40-49 This movie is just mediocre. It’s not doing anything other than the bare minimal, so morbidly boring that sometimes I’m actually angry I watched this. (Doom, The Fast and the Furious: Tokyo Drift, Pirates of the Caribbean: Dead Men Tell No Tales, Power Rangers, Underworld: Evolution)
30-39 Definitely worse than mediocre, the 30′s ironically define the 1930′s, full of depression, lack of accomplishments, poverty and just so dumb. (High-Rise, Most Likely to Die, Independence Day: Resurgence, The Crow: City of Angels, Centurion)
0-19 Watching this movie resulted in one or more of the following: seizure, loss of brain cells, falling asleep/unconsciousness, feel you wasted your time/day, accomplished nothing for you, left the movie knowing less about it then you did going into it, constantly asking yourself why you came to see this movie, or near-death experience. In short, staring at a wall was just as entertaining as watching this movie. This movie deserved a sticker or a label that said, “WARNING: EXTREME AMOUNT OF SUCKAGE.” (The Extendables, The Coed and the Zombie Stoner, The Forbidden Dimensions, Cyborg, Outcast)
My score for Cats: 12.
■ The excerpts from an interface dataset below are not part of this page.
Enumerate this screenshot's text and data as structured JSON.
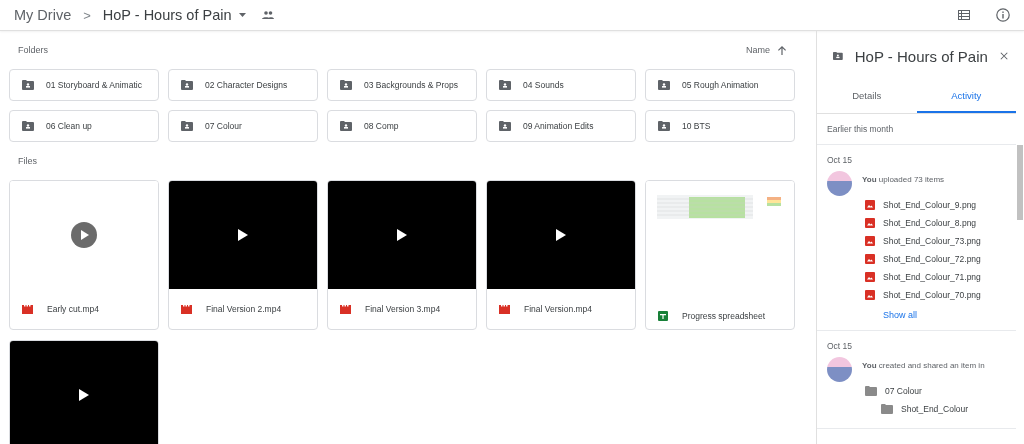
{
  "breadcrumb": {
    "root": "My Drive",
    "separator": ">",
    "current": "HoP - Hours of Pain"
  },
  "folders_section": {
    "title": "Folders",
    "sort": {
      "label": "Name"
    }
  },
  "folders": [
    {
      "name": "01 Storyboard & Animatic"
    },
    {
      "name": "02 Character Designs"
    },
    {
      "name": "03 Backgrounds & Props"
    },
    {
      "name": "04 Sounds"
    },
    {
      "name": "05 Rough Animation"
    },
    {
      "name": "06 Clean up"
    },
    {
      "name": "07 Colour"
    },
    {
      "name": "08 Comp"
    },
    {
      "name": "09 Animation Edits"
    },
    {
      "name": "10 BTS"
    }
  ],
  "files_section": {
    "title": "Files"
  },
  "files": [
    {
      "name": "Early cut.mp4",
      "kind": "video",
      "preview": {
        "kind": "blank"
      }
    },
    {
      "name": "Final Version 2.mp4",
      "kind": "video",
      "preview": {
        "kind": "frame"
      }
    },
    {
      "name": "Final Version 3.mp4",
      "kind": "video",
      "preview": {
        "kind": "frame"
      }
    },
    {
      "name": "Final Version.mp4",
      "kind": "video",
      "preview": {
        "kind": "frame"
      }
    },
    {
      "name": "Progress spreadsheet",
      "kind": "sheet",
      "preview": {
        "kind": "sheet"
      }
    },
    {
      "kind": "video",
      "preview": {
        "kind": "frame"
      }
    }
  ],
  "panel": {
    "title": "HoP - Hours of Pain",
    "tabs": [
      {
        "label": "Details",
        "selected": false
      },
      {
        "label": "Activity",
        "selected": true
      }
    ],
    "period": "Earlier this month",
    "activities": [
      {
        "date": "Oct 15",
        "actor": "You",
        "action": "uploaded 73 items",
        "items": [
          {
            "name": "Shot_End_Colour_9.png",
            "kind": "image"
          },
          {
            "name": "Shot_End_Colour_8.png",
            "kind": "image"
          },
          {
            "name": "Shot_End_Colour_73.png",
            "kind": "image"
          },
          {
            "name": "Shot_End_Colour_72.png",
            "kind": "image"
          },
          {
            "name": "Shot_End_Colour_71.png",
            "kind": "image"
          },
          {
            "name": "Shot_End_Colour_70.png",
            "kind": "image"
          }
        ],
        "more": "Show all"
      },
      {
        "date": "Oct 15",
        "actor": "You",
        "action": "created and shared an item in",
        "items": [
          {
            "name": "07 Colour",
            "kind": "folder",
            "children": [
              {
                "name": "Shot_End_Colour",
                "kind": "folder"
              }
            ]
          }
        ]
      }
    ]
  }
}
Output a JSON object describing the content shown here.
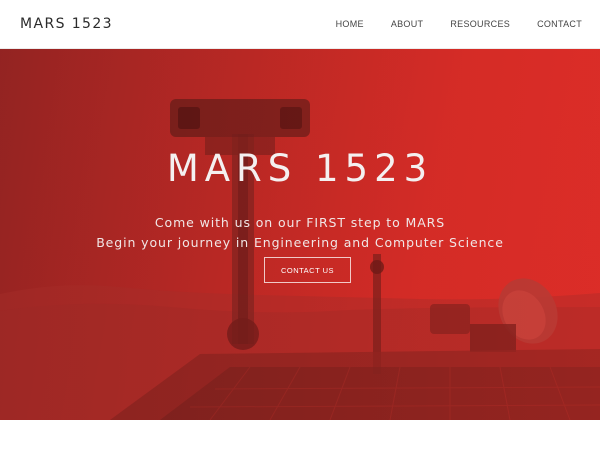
{
  "navbar": {
    "brand": "MARS 1523",
    "links": [
      "HOME",
      "ABOUT",
      "RESOURCES",
      "CONTACT"
    ]
  },
  "hero": {
    "title": "MARS 1523",
    "line1": "Come with us on our FIRST step to MARS",
    "line2": "Begin your journey in Engineering and Computer Science",
    "cta_label": "CONTACT US",
    "image_subject": "mars-rover-illustration"
  },
  "colors": {
    "hero_red": "#d42e28",
    "hero_dark": "#8f2624",
    "nav_text": "#444444",
    "brand_text": "#2b2b2b"
  }
}
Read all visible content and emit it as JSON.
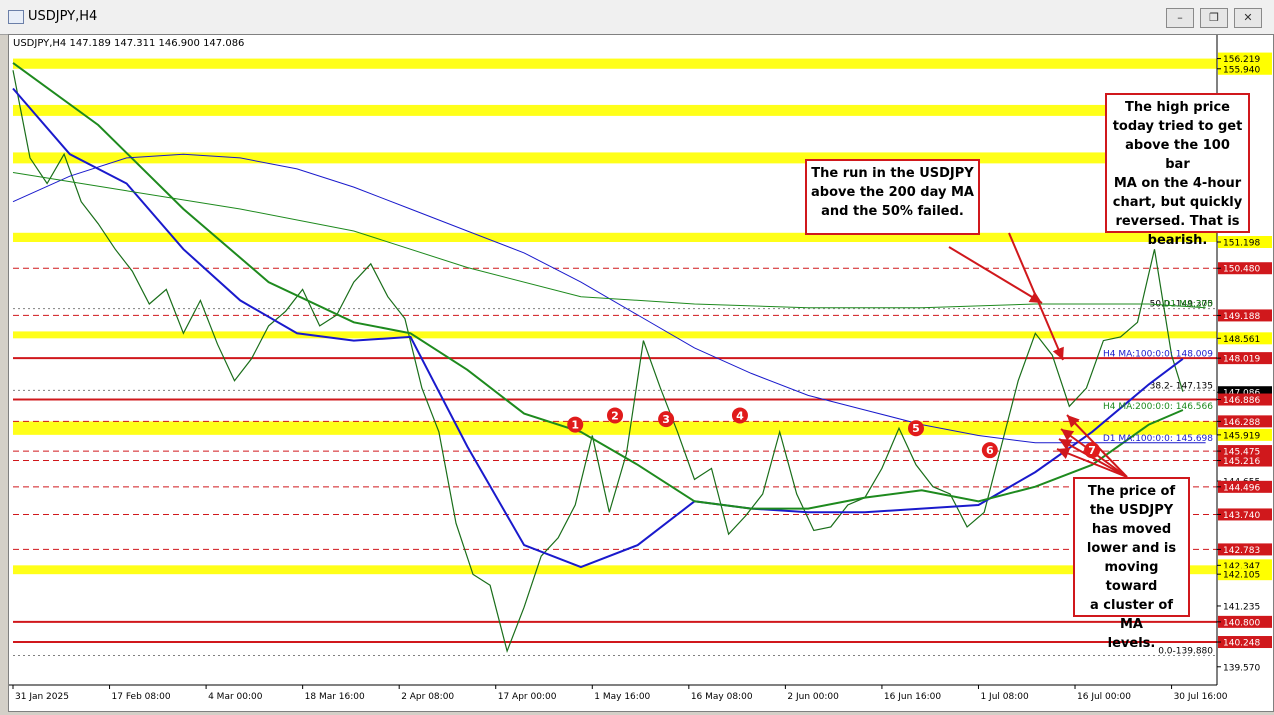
{
  "window": {
    "title": "USDJPY,H4",
    "buttons": [
      "minimize",
      "restore",
      "close"
    ]
  },
  "chart_data": {
    "type": "line",
    "header": "USDJPY,H4  147.189 147.311 146.900 147.086",
    "x_tick_labels": [
      "31 Jan 2025",
      "17 Feb 08:00",
      "4 Mar 00:00",
      "18 Mar 16:00",
      "2 Apr 08:00",
      "17 Apr 00:00",
      "1 May 16:00",
      "16 May 08:00",
      "2 Jun 00:00",
      "16 Jun 16:00",
      "1 Jul 08:00",
      "16 Jul 00:00",
      "30 Jul 16:00"
    ],
    "x_tick_positions": [
      0,
      17,
      34,
      51,
      68,
      85,
      102,
      119,
      136,
      153,
      170,
      187,
      204
    ],
    "x_range": [
      0,
      212
    ],
    "y_range": [
      139.4,
      156.7
    ],
    "price_labels": [
      156.219,
      155.94,
      151.198,
      150.48,
      149.188,
      148.561,
      148.019,
      147.086,
      146.886,
      146.288,
      145.919,
      145.475,
      145.216,
      144.655,
      144.496,
      143.74,
      142.783,
      142.347,
      142.105,
      141.235,
      140.8,
      140.248,
      139.57
    ],
    "current_price": 147.086,
    "yellow_zones": [
      {
        "low": 155.94,
        "high": 156.219
      },
      {
        "low": 154.65,
        "high": 154.95
      },
      {
        "low": 153.35,
        "high": 153.65
      },
      {
        "low": 151.198,
        "high": 151.45
      },
      {
        "low": 148.561,
        "high": 148.75
      },
      {
        "low": 145.919,
        "high": 146.288
      },
      {
        "low": 142.105,
        "high": 142.347
      }
    ],
    "red_lines": [
      {
        "price": 148.019,
        "dashed": false
      },
      {
        "price": 146.886,
        "dashed": false
      },
      {
        "price": 140.8,
        "dashed": false
      },
      {
        "price": 140.248,
        "dashed": false
      },
      {
        "price": 150.48,
        "dashed": true
      },
      {
        "price": 149.188,
        "dashed": true
      },
      {
        "price": 146.288,
        "dashed": true
      },
      {
        "price": 145.475,
        "dashed": true
      },
      {
        "price": 145.216,
        "dashed": true
      },
      {
        "price": 144.496,
        "dashed": true
      },
      {
        "price": 143.74,
        "dashed": true
      },
      {
        "price": 142.783,
        "dashed": true
      }
    ],
    "fib_lines": [
      {
        "price": 149.375,
        "label": "50.0 -149.375"
      },
      {
        "price": 147.135,
        "label": "38.2- 147.135"
      },
      {
        "price": 139.88,
        "label": "0.0-139.880"
      }
    ],
    "ma_labels": [
      {
        "text": "D1 MA:200",
        "price": 149.375,
        "color": "#1e8a1e"
      },
      {
        "text": "H4 MA:100:0:0: 148.009",
        "price": 148.009,
        "color": "#1a1acc"
      },
      {
        "text": "H4 MA:200:0:0: 146.566",
        "price": 146.566,
        "color": "#1e8a1e"
      },
      {
        "text": "D1 MA:100:0:0: 145.698",
        "price": 145.698,
        "color": "#1a1acc"
      }
    ],
    "price_series": {
      "x": [
        0,
        3,
        6,
        9,
        12,
        15,
        18,
        21,
        24,
        27,
        30,
        33,
        36,
        39,
        42,
        45,
        48,
        51,
        54,
        57,
        60,
        63,
        66,
        69,
        72,
        75,
        78,
        81,
        84,
        87,
        90,
        93,
        96,
        99,
        102,
        105,
        108,
        111,
        114,
        117,
        120,
        123,
        126,
        129,
        132,
        135,
        138,
        141,
        144,
        147,
        150,
        153,
        156,
        159,
        162,
        165,
        168,
        171,
        174,
        177,
        180,
        183,
        186,
        189,
        192,
        195,
        198,
        201,
        204,
        206
      ],
      "y": [
        155.9,
        153.5,
        152.8,
        153.6,
        152.3,
        151.7,
        151.0,
        150.4,
        149.5,
        149.9,
        148.7,
        149.6,
        148.4,
        147.4,
        148.0,
        148.9,
        149.3,
        149.9,
        148.9,
        149.2,
        150.1,
        150.6,
        149.7,
        149.1,
        147.2,
        146.0,
        143.5,
        142.1,
        141.8,
        140.0,
        141.2,
        142.6,
        143.1,
        144.0,
        145.9,
        143.8,
        145.4,
        148.5,
        147.2,
        146.0,
        144.7,
        145.0,
        143.2,
        143.7,
        144.3,
        146.0,
        144.3,
        143.3,
        143.4,
        144.0,
        144.2,
        145.0,
        146.1,
        145.1,
        144.5,
        144.3,
        143.4,
        143.8,
        145.6,
        147.4,
        148.7,
        148.1,
        146.7,
        147.2,
        148.5,
        148.6,
        149.0,
        151.0,
        148.1,
        147.1
      ]
    },
    "series": [
      {
        "color": "#1a1acc",
        "width": 2,
        "x": [
          0,
          10,
          20,
          30,
          40,
          50,
          60,
          70,
          80,
          90,
          100,
          110,
          120,
          130,
          140,
          150,
          160,
          170,
          180,
          190,
          200,
          206
        ],
        "y": [
          155.4,
          153.6,
          152.8,
          151.0,
          149.6,
          148.7,
          148.5,
          148.6,
          145.6,
          142.9,
          142.3,
          142.9,
          144.1,
          143.9,
          143.8,
          143.8,
          143.9,
          144.0,
          144.9,
          146.0,
          147.3,
          148.0
        ]
      },
      {
        "color": "#1e8a1e",
        "width": 2,
        "x": [
          0,
          15,
          30,
          45,
          60,
          70,
          80,
          90,
          100,
          110,
          120,
          130,
          140,
          150,
          160,
          170,
          180,
          190,
          200,
          206
        ],
        "y": [
          156.1,
          154.4,
          152.1,
          150.1,
          149.0,
          148.7,
          147.7,
          146.5,
          146.0,
          145.1,
          144.1,
          143.9,
          143.9,
          144.2,
          144.4,
          144.1,
          144.5,
          145.1,
          146.2,
          146.6
        ]
      },
      {
        "color": "#1a1acc",
        "width": 1,
        "x": [
          0,
          10,
          20,
          30,
          40,
          50,
          60,
          70,
          80,
          90,
          100,
          110,
          120,
          130,
          140,
          150,
          160,
          170,
          180,
          190,
          200,
          210
        ],
        "y": [
          152.3,
          153.0,
          153.5,
          153.6,
          153.5,
          153.2,
          152.7,
          152.1,
          151.5,
          150.9,
          150.1,
          149.2,
          148.3,
          147.6,
          147.0,
          146.6,
          146.2,
          145.9,
          145.7,
          145.7,
          145.7,
          145.7
        ]
      },
      {
        "color": "#1e8a1e",
        "width": 1,
        "x": [
          0,
          20,
          40,
          60,
          80,
          100,
          120,
          140,
          160,
          180,
          200,
          210
        ],
        "y": [
          153.1,
          152.6,
          152.1,
          151.5,
          150.5,
          149.7,
          149.5,
          149.4,
          149.4,
          149.5,
          149.5,
          149.4
        ]
      }
    ],
    "markers": [
      {
        "label": "1",
        "x": 99,
        "y": 146.2
      },
      {
        "label": "2",
        "x": 106,
        "y": 146.45
      },
      {
        "label": "3",
        "x": 115,
        "y": 146.35
      },
      {
        "label": "4",
        "x": 128,
        "y": 146.45
      },
      {
        "label": "5",
        "x": 159,
        "y": 146.1
      },
      {
        "label": "6",
        "x": 172,
        "y": 145.5
      },
      {
        "label": "7",
        "x": 190,
        "y": 145.5
      }
    ]
  },
  "annotations": {
    "callout_high": "The high price\ntoday tried to get\nabove the 100 bar\nMA on the 4-hour\nchart, but quickly\nreversed. That is\nbearish.",
    "callout_200day": "The run in the USDJPY\nabove the 200 day MA\nand the 50% failed.",
    "callout_cluster": "The price of\nthe USDJPY\nhas moved\nlower and is\nmoving toward\na cluster of MA\nlevels."
  }
}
This was the first film I decided to watch of the decade, pressured and punched by a dear friend and loving brother before I gave in due to a lack of additional shoulder muscle. I can say, with nearly complete confidence (George Clooney’s The American is awfully close) that Cats is the worst piece I’ve ever laid eyes on in a theater. Truly abhorrent, degrading and insulting material. I hope it wins all the Razzies.